Lunch is normally served between 11.30am and 1.30pm, while a two-course dinner gives the choice of three main courses.

Although his enforced stay at HMP Edinburgh is far removed from his luxurious lifestyle in the outside world, kitchen work is regarded as one of the easier options behind bars.

All inmates are required by prison rules to hold down a job or take a vocational or educational course.

Some spend the day as bricklayers in a bid to earn an SVQ while roofing work is also available. Industrial cleaning and laundry duties are two of the more laborious posts which Lord Watson has avoided.

During their induction period, each prisoner has a needs assessment which decides what job or course they will take.

The available jobs are listed then tailored to a person's offence and needs while they are locked up.

Prisoners can expect to earn a minimum of around 8 a week for their efforts while the highest paid may earn up to 18.

Those with a good attendance and behavioural record at their work can gain "promotion" to a more privileged job.
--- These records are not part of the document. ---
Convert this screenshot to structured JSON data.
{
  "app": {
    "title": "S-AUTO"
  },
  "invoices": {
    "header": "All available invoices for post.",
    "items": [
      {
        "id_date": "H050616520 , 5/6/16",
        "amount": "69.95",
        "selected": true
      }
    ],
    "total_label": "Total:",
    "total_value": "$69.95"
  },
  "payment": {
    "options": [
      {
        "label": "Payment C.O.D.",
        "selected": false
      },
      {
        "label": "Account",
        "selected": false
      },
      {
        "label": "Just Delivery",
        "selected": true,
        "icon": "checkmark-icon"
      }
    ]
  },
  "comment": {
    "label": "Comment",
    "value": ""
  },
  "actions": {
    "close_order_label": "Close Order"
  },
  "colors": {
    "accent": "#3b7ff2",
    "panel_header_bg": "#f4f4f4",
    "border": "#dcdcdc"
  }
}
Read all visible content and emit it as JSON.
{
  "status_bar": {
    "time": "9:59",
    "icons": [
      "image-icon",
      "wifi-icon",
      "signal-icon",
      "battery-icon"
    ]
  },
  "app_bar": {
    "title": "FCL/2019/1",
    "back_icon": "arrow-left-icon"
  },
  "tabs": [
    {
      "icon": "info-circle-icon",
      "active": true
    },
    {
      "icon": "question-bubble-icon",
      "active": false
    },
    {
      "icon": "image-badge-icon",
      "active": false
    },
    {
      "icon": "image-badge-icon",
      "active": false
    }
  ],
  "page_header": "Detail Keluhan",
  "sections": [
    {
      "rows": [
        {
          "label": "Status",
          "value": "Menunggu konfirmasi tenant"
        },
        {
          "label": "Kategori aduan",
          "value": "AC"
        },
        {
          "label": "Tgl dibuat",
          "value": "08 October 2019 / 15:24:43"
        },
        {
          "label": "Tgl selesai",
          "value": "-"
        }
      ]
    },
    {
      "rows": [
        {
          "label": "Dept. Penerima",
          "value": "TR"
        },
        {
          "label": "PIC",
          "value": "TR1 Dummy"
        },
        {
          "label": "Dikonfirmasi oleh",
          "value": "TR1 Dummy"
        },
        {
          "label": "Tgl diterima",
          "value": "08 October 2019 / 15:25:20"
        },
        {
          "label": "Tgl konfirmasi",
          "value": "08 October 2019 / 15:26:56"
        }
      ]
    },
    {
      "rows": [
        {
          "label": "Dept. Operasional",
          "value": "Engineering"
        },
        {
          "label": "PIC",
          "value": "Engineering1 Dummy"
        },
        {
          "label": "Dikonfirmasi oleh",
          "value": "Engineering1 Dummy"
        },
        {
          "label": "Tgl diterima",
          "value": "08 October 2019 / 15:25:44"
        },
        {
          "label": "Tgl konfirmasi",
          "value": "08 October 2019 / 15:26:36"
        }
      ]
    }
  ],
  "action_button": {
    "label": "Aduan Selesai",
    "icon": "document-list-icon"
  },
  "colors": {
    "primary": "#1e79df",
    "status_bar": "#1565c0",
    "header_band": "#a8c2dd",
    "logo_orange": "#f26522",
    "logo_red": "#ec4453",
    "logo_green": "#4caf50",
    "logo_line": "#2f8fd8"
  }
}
But prisoners serving longer sentences tend to stand a better chance at gaining promotion as they have longer to prove themselves trustworthy.

A spokesman for the Scottish Prison Service said: "We do not comment on individual cases."